Considering it is the off-season there has been a hell of a lot going on in Australian Rugby this last 24 hours. And for those looking for rugby to move away from its traditional ‘old boys’ ties, those changes have been significant for their female focus. Rugby Australia seems to be making a concerted effort to raise the profile of women’s rugby with some significant announcements of late.
Firstly we had the announcement of Raelene Castle as the new Chief Executive Officer of Rugby Australia. The former head of NZ Netball and the Canterbury Bulldogs is clearly an appointment of significant merit. Her extensive sports administration background is unmatched in previous ARU CEOs and an acknowledgement of the uniqueness of the Australian sporting landscape and it’s divergence from, for instance, the legal and banking world.
But Castle’s gender cannot discounted as it is a demonstration of a change in the direction of rugby in this nation. Forget the fact she is the first CEO in the history of Australian Rugby to live outside of Northern Sydney, Castle is tangible proof of the organisation’s willingness to look beyond the traditional rugby heartlands and explore new markets.
With Castle to sit on the Board of the ARU, it means that the gender balance will sit at 50-50, an important achievement for a modern day sporting body (well…any corporate entity). As Managing Director, Castle will work with the Board already featuring Elizabeth Broderick, Pip Marlow and Ann Sherry.
Hot on the heels of Castle’s appointment, and in fairness a legacy of the Bill Pulver era, a new Women’s National XVs competition was launched – the Super W – to reinstate and reinvigorate a pathway to the Wallaroos. Something that has been lacking for a number of years.
Super W will run at the same time as Super Rugby and feature teams from Queensland, NSW, ACT, Victoria and Western Australia. Run as a six week program, with a final in April, the new competition may conflict with local club competitions but the long term gains should be notable.
It seems likely the event has been rushed as a response to the introduction of Women’s AFL, cricket and NRL competitions, however that does not take away from the opportunity it provides to entice and develop future Wallaroos.
To further add to the appeal of the competition, Rugby Australia has announced their intent to bid for the 2021 Women’s Rugby World Cup which will raise the profile of the game, and Super W, even further. Given the promising signs shown by our Wallaroos in this year’s event in Ireland, despite almost nil resources and a limited preparation, it provides hope for the growth of the game across the country.

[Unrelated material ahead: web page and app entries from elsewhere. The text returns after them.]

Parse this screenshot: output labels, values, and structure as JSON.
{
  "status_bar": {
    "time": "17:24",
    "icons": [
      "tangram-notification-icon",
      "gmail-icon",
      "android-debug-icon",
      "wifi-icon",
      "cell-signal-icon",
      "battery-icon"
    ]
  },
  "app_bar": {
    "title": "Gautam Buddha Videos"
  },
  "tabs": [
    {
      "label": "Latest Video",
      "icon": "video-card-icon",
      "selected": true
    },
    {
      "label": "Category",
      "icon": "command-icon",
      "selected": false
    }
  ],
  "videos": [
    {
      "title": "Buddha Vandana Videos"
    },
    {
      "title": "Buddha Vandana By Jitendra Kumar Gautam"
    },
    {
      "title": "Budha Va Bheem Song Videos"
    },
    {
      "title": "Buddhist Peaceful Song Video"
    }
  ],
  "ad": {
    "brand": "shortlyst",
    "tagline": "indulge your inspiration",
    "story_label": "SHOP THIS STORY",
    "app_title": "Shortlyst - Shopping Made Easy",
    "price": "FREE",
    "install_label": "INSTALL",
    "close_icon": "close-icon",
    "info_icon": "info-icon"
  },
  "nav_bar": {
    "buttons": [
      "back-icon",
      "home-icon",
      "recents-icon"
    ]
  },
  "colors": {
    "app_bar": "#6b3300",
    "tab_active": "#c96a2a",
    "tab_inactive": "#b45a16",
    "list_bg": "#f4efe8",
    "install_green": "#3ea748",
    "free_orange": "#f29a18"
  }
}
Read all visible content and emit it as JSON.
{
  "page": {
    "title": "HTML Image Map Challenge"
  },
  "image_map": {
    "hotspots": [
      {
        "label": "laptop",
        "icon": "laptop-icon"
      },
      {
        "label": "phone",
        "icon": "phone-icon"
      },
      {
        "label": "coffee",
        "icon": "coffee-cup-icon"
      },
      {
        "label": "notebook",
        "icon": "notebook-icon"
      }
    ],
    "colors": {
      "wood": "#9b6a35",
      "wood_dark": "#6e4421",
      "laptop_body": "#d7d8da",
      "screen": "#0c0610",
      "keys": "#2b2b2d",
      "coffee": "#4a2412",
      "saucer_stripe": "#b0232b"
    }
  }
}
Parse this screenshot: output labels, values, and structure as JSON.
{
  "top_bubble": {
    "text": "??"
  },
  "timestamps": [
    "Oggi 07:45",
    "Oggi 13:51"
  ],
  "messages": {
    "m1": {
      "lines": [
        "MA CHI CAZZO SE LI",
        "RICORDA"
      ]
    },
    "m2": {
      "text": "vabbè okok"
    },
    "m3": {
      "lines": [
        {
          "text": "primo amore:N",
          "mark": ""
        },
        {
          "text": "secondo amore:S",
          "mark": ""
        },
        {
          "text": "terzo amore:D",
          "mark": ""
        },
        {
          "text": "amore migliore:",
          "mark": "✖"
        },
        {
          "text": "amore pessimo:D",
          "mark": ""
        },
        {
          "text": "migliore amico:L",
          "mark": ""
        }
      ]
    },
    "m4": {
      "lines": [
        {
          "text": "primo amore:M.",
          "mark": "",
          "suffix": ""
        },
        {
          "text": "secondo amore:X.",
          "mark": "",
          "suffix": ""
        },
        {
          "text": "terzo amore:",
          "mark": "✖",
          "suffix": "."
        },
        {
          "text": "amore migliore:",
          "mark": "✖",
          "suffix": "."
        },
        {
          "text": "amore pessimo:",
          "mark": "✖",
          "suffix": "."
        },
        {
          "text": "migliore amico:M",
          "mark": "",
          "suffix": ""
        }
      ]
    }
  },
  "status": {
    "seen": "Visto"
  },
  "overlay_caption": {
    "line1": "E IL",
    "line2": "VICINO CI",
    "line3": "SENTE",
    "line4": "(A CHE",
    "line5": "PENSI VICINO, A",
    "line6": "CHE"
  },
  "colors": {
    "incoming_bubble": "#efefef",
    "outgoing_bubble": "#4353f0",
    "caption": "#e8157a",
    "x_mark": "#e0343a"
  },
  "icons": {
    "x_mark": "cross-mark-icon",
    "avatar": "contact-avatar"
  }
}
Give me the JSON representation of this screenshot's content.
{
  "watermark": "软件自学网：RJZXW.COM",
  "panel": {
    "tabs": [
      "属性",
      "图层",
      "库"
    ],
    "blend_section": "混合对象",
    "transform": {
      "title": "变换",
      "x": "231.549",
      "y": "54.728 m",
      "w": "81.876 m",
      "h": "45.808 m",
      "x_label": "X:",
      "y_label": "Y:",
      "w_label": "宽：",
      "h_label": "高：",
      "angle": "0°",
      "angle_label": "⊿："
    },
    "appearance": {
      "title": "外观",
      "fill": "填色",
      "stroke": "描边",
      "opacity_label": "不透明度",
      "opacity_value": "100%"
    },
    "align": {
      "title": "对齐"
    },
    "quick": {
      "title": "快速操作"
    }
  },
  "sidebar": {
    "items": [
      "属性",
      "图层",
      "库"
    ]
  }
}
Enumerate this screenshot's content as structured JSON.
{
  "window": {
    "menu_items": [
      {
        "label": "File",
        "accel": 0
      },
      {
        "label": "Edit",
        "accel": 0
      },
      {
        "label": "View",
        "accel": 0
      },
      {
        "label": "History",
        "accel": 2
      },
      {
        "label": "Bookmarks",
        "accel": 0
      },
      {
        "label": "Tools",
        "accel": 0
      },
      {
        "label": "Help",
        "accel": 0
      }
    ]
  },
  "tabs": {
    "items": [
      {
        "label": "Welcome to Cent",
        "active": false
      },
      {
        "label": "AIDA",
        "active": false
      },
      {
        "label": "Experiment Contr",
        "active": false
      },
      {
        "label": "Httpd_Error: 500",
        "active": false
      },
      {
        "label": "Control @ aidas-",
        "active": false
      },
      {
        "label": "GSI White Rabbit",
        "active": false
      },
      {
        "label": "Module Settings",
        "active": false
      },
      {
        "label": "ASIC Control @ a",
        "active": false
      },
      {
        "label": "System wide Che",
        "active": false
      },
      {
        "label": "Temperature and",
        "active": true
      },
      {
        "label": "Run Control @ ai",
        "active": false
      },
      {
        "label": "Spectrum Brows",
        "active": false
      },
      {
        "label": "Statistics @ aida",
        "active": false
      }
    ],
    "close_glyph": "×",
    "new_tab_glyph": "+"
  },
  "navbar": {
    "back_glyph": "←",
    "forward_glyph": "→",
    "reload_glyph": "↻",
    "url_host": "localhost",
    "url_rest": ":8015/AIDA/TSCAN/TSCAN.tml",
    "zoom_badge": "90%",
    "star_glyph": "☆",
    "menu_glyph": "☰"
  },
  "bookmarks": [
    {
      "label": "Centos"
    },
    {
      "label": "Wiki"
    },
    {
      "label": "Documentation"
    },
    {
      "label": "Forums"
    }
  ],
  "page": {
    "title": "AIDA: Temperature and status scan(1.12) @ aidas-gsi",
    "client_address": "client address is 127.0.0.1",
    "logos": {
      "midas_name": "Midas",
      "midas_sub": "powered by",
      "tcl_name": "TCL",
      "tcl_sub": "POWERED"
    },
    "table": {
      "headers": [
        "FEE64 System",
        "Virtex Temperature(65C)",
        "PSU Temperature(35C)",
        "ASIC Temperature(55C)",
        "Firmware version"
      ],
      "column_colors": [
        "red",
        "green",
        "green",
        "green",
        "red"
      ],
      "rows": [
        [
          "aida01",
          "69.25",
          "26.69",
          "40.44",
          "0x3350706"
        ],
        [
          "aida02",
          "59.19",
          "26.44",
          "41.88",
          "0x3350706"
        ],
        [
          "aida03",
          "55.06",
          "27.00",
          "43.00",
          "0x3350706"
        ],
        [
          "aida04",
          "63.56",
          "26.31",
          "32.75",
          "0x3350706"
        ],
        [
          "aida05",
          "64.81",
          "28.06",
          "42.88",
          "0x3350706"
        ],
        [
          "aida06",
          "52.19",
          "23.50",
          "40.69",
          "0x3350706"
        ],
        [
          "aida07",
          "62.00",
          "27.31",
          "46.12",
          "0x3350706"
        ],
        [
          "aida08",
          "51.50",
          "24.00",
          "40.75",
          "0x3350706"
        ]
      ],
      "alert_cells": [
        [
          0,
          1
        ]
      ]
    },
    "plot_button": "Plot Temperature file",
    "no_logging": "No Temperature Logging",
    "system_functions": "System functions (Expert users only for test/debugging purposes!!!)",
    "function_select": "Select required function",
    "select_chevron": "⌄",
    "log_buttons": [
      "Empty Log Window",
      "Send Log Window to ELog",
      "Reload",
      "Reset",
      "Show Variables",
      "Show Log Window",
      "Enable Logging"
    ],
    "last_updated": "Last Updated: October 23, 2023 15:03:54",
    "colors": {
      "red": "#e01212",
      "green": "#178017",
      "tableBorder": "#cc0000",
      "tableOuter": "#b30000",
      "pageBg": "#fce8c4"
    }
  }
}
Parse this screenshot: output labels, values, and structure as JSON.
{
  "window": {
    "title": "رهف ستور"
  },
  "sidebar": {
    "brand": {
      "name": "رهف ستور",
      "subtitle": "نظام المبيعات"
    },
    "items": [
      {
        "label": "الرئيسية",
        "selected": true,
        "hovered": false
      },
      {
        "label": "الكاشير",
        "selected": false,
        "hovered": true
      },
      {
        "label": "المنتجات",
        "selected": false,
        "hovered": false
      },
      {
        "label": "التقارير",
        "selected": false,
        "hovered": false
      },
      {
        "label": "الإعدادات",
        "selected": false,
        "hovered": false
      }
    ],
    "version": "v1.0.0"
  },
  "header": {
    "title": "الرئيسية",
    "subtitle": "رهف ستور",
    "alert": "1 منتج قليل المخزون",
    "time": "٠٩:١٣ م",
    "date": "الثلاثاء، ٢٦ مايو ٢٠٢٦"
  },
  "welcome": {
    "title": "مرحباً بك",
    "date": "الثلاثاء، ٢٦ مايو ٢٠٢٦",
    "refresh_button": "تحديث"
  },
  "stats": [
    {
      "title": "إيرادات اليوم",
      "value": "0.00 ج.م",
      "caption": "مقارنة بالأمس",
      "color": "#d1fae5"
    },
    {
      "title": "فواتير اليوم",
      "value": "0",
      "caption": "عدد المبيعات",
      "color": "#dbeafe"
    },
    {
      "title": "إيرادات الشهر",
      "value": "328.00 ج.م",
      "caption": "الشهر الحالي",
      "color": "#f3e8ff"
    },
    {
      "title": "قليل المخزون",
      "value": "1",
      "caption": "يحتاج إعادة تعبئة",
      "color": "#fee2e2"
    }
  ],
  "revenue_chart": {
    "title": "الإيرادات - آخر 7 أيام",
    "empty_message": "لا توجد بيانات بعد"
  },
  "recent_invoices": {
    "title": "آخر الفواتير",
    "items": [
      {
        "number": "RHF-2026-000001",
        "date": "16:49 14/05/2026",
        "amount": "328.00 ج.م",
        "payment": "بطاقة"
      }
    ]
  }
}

The significance of 7s:
While part of me still feels Rugby Australia has failed to fully tap into the value and appeal of our Women’s 7s team, the shortened version of the game remains a focal point in the sports strategic future.
In a couple of months’ time we will see the Sydney 7s kick off at Allianz Stadium which will include a leg of the Women’s World Series for the first time. After what can only be described as a successful cameo last year, Pulver and the ARU lobbied hard for an expanded format in 2018. In the end they got their way, an outcome no doubt influenced by increasing profile of our Rio Gold medallists.
Then there was the inaugural AON National 7s competition which had an absolutely belter of a debut earlier this season. The tournament itself, brought together on a shoe string budget and featuring teams in non-traditional markets such as Adelaide and Tasmania, produced excellent rugby throughout. More importantly the standard improved as the tournament progressed despite the University of Queensland winning undefeated. The talent showcased, and enhanced, will stand the national team in good stead with the Commonwealth Games and World Cup on the horizon.
So the structures are there, and developing, but if there was ever any evidence required of the standing of the game it came at the annual RUPA Awards lunch where Charlotte Caslick won the People’s Choice Australian Player of the Year. That’s not just 7s Player of the Year or Women’s Player of the Year. That is the most popular Australian Rugby player this year. Caslick won the award, historically, from two of the highest paid players in the game in Israel Folau and Kurtley Beale.
What Caslick, and the rest of the Aussie 7s stars, deserve is a domestic stage to show their wares . Where their growing fan base can see their skills and abilities up close and personal. Previously they were basically locked into Sydney and would only play in overseas tournaments. Now front and centre at the Sydney 7s, together with the AON National 7s competition, plus the inaugural Super 7s to be played in Brisbane among some of the best international 7s teams in the world the week before Sydney next year, these stars of our game can start to reach the fans across the country.
We are in the midst of a dawning of a new age of women’s sport, with all codes finally realising the need to provide competition opportunities for the ‘other’ half of the population. The key will be to distinguish what is purely ‘dollar seeking content’ and which is a legitimate strategy to drive increased participation and pathways in the game.
As recent reports indicate, Rugby Australia’s recent dramatic growth in school participation, escalating them from cellar dwellers to the top 10 in just a year, is a positive sign of a restoration of the building blocks for our sport. The fact that almost half of all of these participants were young girls highlights the need for these new initiatives.
It hasn’t been said much on this site of late, but kudos to Rugby Australia on their strategy and focus on boosting female participation and engagement. Long may it continue.